Have you tasted Goa's best-kept secret?
Sarita Ajit Chavan is not new to Chennai. In fact, the 56-year-old home chef from Goa has often come to the city to curate varied cuisines including Goan, Maharashtrian and Rajasthani. However, for the first time, she is bringing to town a Goan Saraswat food festival, starting today at The Park Chennai. “Saraswat cuisine is not as well-known as Goan Christian food or the signature Portugal offerings from our region,” explains Sarita.
Wanting to showcase the subtle flavours of the Saraswat style, she found the perfect collaborator in The Park’s Executive Chef, Ashutosh Nerlekar, a fellow Maharashtrian who understood the nuances of spices like the teppal (a Konkani equivalent of the Sichuan pepper) and uddamethi (Urad dal and methi seeds). “The food is gentle on the palate and has delicate flavours unlike the robust and strong expressions of a vindaloo, for instance,” says Sarita, who runs an all-women kitchen in Goa and is particularly supportive towards women who have been widowed. Besides the teppal, kokum and uddamethi, Sarita admits that she has also brought some special asafoetida, the shankar chap hing, in her bag from Goa! Meanwhile, Chef Ashutosh assures us that the poee bread, for the festival, will be specially flown down from Goa too.
Hearty & homely
We dropped in at Six-O-One earlier this week to try a degustation menu of the festival and we were pleasantly surprised with the unique offerings of a Saraswat spread. To begin with, their idea of street food — the Ross omelette — is a meal in itself. A fluffy omelette doused in chicken curry has to be mopped up with warm pav bread.

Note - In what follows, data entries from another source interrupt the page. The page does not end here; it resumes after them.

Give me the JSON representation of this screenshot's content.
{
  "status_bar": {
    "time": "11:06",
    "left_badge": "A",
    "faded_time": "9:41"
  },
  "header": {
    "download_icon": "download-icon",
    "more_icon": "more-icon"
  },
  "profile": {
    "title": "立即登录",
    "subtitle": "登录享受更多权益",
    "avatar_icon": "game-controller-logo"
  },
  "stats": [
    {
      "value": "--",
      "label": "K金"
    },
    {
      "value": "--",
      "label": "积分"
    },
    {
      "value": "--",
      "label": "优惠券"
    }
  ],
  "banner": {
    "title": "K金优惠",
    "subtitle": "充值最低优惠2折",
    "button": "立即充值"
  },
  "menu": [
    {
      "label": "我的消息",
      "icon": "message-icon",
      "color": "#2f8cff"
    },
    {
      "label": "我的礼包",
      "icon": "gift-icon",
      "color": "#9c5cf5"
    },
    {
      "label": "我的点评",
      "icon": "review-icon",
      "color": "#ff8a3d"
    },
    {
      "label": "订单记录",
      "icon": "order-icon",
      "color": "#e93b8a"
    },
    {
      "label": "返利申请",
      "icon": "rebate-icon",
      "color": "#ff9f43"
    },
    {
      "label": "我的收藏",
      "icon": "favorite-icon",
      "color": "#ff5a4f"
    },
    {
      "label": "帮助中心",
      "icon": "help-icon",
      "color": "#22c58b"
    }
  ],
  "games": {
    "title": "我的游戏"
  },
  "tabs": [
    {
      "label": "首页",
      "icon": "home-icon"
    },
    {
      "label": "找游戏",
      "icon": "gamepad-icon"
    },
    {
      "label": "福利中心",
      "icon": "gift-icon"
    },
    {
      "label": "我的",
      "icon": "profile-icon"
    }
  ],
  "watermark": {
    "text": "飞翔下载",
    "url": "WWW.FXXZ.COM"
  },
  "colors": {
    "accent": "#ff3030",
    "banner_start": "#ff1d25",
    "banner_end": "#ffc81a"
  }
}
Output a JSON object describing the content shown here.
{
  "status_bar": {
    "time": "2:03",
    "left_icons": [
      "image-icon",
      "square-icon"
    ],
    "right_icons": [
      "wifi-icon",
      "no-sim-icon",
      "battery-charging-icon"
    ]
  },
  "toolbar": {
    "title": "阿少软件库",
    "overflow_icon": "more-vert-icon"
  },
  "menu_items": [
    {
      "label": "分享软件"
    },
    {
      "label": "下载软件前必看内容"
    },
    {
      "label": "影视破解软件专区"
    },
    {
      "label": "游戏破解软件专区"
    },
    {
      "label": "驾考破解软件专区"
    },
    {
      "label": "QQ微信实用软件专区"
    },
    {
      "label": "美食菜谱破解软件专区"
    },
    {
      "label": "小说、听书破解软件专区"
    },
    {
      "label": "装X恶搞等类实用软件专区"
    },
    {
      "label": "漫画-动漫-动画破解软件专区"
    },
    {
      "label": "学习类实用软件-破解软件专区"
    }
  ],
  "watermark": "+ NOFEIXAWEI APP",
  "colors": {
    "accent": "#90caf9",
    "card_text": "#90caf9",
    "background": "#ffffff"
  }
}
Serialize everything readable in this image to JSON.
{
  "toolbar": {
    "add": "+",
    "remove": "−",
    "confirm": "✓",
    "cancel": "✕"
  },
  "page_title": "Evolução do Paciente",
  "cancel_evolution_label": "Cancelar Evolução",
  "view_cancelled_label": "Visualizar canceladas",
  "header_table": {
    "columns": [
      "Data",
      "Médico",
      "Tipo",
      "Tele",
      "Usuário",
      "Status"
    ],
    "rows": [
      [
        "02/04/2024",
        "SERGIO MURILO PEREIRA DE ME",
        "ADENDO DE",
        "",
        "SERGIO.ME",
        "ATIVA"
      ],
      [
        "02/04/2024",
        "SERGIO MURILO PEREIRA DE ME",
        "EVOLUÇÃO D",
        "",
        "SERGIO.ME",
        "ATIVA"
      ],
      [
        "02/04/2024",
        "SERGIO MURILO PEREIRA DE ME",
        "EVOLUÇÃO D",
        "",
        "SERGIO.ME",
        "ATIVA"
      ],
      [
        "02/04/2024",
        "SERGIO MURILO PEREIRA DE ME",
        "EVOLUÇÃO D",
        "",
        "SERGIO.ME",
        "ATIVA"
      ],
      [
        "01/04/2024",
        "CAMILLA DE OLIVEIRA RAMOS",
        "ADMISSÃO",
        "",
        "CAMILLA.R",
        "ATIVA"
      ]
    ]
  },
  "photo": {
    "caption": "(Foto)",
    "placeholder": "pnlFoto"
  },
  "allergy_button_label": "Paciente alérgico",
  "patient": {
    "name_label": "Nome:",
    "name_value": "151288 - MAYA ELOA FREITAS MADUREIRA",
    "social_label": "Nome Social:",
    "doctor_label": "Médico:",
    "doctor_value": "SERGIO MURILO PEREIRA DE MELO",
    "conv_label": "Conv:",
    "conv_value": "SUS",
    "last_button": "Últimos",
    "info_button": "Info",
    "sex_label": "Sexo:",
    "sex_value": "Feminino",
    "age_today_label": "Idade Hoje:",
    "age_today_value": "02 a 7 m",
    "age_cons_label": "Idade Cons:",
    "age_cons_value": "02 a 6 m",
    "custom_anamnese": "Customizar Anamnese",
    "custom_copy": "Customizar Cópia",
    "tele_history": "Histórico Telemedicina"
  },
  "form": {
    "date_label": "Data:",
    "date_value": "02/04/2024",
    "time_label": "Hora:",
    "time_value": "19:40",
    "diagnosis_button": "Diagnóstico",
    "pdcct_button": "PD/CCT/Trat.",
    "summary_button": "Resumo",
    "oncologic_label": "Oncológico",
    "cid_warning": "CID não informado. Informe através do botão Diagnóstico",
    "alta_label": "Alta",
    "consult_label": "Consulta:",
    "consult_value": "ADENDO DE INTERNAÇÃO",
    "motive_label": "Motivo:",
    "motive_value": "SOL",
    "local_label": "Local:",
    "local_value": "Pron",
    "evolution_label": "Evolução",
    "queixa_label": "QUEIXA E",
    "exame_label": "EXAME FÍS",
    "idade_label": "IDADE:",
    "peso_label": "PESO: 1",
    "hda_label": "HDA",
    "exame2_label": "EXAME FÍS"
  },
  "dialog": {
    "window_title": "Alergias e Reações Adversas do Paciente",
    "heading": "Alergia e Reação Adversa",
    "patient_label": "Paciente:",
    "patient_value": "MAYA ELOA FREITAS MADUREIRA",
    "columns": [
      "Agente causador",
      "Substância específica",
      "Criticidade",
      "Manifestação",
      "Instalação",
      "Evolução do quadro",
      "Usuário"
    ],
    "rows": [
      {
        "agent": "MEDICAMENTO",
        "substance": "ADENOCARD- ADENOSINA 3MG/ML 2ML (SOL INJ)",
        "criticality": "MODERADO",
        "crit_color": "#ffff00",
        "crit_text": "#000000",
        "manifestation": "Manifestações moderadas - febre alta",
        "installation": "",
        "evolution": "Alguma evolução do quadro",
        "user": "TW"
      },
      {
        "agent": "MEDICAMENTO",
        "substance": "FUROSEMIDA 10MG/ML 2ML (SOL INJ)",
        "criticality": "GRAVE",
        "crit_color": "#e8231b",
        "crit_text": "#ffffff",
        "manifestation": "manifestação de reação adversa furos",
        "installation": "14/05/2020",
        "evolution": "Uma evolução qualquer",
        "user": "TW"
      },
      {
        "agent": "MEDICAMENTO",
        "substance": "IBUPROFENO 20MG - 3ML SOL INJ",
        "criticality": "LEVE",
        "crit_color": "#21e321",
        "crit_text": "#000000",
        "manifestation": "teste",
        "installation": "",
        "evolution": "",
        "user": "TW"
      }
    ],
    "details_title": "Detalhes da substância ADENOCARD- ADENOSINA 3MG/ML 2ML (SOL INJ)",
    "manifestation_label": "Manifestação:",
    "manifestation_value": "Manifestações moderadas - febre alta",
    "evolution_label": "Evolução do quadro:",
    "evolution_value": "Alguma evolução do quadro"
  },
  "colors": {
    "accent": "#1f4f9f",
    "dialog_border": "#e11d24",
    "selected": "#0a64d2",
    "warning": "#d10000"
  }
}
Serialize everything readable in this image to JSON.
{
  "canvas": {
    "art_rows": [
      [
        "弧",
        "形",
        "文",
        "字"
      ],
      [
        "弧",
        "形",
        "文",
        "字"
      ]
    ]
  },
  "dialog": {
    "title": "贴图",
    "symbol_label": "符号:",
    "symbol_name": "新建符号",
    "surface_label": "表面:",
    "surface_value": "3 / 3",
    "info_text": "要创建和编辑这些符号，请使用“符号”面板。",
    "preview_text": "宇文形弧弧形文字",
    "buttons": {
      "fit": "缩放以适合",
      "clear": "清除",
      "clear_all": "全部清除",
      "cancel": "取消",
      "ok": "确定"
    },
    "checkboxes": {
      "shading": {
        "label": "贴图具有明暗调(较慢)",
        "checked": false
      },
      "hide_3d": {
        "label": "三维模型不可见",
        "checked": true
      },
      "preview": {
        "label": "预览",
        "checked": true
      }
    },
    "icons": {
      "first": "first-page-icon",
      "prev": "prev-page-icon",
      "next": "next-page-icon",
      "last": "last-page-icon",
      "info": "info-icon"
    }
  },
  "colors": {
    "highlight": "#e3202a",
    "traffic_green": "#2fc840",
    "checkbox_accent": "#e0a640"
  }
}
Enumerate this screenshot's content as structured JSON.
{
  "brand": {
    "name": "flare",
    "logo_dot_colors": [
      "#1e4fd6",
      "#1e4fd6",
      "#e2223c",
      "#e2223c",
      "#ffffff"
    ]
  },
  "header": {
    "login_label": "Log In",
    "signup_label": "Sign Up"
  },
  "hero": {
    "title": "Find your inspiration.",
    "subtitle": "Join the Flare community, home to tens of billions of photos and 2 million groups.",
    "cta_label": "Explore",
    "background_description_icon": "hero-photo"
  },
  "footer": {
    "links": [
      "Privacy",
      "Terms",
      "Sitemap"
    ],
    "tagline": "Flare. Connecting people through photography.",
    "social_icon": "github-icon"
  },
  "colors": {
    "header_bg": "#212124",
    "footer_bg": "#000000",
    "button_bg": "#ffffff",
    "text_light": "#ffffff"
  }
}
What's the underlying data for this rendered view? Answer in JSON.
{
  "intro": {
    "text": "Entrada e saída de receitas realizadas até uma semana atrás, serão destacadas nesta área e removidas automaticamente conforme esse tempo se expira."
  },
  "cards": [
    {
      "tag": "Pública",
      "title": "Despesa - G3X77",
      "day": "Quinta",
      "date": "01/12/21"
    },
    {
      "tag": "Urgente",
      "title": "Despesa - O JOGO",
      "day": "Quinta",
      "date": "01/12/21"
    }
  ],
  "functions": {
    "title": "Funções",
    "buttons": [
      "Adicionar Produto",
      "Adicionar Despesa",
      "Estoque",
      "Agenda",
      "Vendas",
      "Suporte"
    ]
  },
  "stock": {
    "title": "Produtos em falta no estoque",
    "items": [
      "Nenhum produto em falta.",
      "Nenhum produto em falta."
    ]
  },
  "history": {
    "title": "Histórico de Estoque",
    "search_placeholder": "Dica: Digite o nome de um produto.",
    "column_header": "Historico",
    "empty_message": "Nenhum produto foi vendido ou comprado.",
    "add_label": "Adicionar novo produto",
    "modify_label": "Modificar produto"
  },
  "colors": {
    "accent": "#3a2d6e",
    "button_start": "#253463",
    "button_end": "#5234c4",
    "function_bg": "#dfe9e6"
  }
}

We understood why it is Sarita’s favourite and once we tried the mutton chops, it was clear that subtle, homely flavours are the charm here. The meat was tender and juicy, and remarkably low on grease and hot spices.
For the first time
The low-on-grease factor extends to the cabbage cutlets and the other fried items like the delicious semolina and rice flour-crusted Visvan Fry (kingfish), the crispy batate (potato) and the vange (eggplant) kappa that are part of main course, the heaped thali. The star of the plated meal is the crab curry, which shines with the flavour of fennel and hints of tamarind and coconut. The khatkhate is a lighter version of a Kerala avial with squashes and colacasia in the mix and coconut milk with delicate spices. However, it was the sol kadhi (a Konkani household staple) that took our taste buds into unchartered territory — redolent with kokum flavour, the thin curry is a staple Konkani dish that is usually mixed with rice and is the last course of a meal, Chef Ashutosh tells us.
The dessert is dudhi kheer (pumpkin payasam), where to the uninformed the soft strands of pumpkin could very well be the common semiya. We finally walk away conceding that as promised the traditional Saraswat cuisine definitely delivered some delightful new flavours, textures and uncommon spices from its Goan origin.
On till September 29, veg Thali at Rs 795 and non-veg Thali at Rs 895 + taxes (a la carte meal for two at about Rs 1,500 + taxes)